All of which leads us to Ye, whose appearances on popular right-wing media channels have caused visible discomfort for shock jocks who love to toy with or even use hateful rhetoric in their broadcasts. On Monday, Ye and Fuentes appeared on Tim Pool’s popular YouTube channel. Before the show, Pool excitedly shared photos of Ye, Fuentes, and the noted troll Milo Yiannopoulos en route to the appearance in a private jet and hyped the broadcast on his Twitter feed. But during the show, Pool—who has recently begun monologuing about Great Replacement and has been called out by The Daily Beast for “dangerously whitewashing the far right”—was reduced to stammering as Ye went into a stream-of-consciousness riff about Jewish executives de-banking him and invoked Jared Kushner and Rahm Emanuel as members of a Jewish political conspiracy.
Pool appeared eager to try to sympathize with parts of Ye’s rhetoric. “I think they’ve been extremely unfair to you,” Pool said. But when Ye pushed back, asking, “Who is ‘they,’ though? We can’t say who ‘they’ is, can we?” Pool stammered and said he disagreed with the implication that Jews control the media. Ye walked out, leaving the host looking overwhelmed.
The dynamic was similar to Ye’s appearance yesterday on Infowars. Jones—who has made a career out of anti-Semitic dog whistling about a Jewish-controlled media, egged on birtherism, and spread lies that the Sandy Hook shooting was a “false flag” operation—seemed uncharacteristically rattled as Ye began talking favorably about Hitler. He tried to give the rapper an out, saying, “You’re not Hitler. You’re not a Nazi.” But, as in other appearances, Ye seemed almost delighted not to take it. “Well, I see good things about Hitler, also,” he responded. “Every human being has something of value that they brought to the table, especially Hitler.” Later on, in a jarring exchange just before a commercial break, Jones clarified for his audience that “I don’t like Nazis.” Ye, sneaking in the last word, shot back, “I like Hitler.” Jones can’t recontextualize this moment or accuse the media of misrepresenting what happened on Infowars yesterday. It was hours of Nazi sympathizing.
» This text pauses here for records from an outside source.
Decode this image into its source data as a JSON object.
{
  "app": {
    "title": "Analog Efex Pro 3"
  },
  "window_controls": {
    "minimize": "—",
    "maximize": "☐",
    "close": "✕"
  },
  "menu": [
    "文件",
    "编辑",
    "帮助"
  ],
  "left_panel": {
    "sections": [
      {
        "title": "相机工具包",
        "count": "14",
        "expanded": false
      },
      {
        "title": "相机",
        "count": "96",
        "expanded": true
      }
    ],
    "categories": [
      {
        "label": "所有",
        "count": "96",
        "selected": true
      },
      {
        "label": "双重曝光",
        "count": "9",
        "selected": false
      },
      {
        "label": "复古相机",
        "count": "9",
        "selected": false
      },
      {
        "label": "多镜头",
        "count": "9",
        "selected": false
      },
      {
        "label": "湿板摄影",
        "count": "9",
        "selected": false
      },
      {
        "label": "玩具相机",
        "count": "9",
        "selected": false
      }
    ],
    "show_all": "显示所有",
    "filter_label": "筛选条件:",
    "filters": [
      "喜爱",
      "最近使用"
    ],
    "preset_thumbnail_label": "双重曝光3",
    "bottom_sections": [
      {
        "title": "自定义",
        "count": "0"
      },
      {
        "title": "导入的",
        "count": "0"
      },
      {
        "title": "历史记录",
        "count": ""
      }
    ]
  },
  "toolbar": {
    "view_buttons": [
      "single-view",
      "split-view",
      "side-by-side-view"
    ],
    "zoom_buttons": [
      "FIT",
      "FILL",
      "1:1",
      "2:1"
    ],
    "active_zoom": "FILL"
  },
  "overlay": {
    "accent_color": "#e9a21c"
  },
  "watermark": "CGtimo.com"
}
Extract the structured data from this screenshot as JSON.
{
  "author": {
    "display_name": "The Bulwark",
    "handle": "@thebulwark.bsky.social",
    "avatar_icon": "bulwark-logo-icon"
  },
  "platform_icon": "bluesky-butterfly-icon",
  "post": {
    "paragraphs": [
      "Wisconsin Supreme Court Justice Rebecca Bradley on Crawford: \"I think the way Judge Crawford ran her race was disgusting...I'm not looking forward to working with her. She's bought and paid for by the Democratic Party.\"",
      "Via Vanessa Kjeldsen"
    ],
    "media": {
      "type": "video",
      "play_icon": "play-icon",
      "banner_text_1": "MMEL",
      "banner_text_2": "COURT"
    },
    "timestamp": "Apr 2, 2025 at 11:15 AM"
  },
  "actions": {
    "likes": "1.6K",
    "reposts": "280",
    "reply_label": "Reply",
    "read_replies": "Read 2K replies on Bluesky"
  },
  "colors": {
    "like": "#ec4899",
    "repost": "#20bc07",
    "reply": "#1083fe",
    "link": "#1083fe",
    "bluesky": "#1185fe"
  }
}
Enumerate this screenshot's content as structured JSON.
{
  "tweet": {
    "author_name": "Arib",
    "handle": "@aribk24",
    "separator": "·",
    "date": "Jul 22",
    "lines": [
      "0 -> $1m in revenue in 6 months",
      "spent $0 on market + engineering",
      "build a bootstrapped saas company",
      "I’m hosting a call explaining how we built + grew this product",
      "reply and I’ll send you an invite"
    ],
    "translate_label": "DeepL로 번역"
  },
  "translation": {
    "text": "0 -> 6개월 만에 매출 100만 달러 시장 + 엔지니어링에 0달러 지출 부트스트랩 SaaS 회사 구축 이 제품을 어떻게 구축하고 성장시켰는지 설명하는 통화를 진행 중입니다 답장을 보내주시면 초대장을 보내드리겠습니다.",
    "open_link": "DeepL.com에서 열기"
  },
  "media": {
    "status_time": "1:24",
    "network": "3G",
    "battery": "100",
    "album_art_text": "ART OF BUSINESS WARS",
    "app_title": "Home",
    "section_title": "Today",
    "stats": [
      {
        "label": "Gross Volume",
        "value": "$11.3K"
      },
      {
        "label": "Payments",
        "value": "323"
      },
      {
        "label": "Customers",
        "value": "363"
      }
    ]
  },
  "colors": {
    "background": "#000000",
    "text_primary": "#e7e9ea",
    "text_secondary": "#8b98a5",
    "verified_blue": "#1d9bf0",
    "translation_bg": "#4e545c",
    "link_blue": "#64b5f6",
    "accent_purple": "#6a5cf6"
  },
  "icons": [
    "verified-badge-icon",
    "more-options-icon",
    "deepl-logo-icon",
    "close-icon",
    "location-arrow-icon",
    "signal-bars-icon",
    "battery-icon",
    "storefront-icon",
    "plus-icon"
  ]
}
There’s a small difference between this and Jones’s generally repugnant broadcasts—which have cost him dearly, thanks to a series of defamation cases—but it’s a meaningful one.
We should not mince words: The normalization and increase of this rhetoric are terrifying and threatening in a country that continues to watch as extremists commit hate crimes against people of color, religious minorities, and LGBTQ communities. At the same time, it is unclear what it means for politicians and launderers of the extremist right when the rules of the game change. It seems that the far right, which has longed for the marketplace of ideas to turn into a free-speech-maximalist thunderdome, is going to be forced to test how the rest of the country feels about having its most vile and extreme views amplified as explicitly as possible.
Overnight, it got an answer of sorts. Ye was once again indefinitely suspended from Twitter after posting a swastika inside a Star of David: an “incitement to violence,” Musk said. It’s been less than two weeks since he welcomed the rapper back from his previous ban.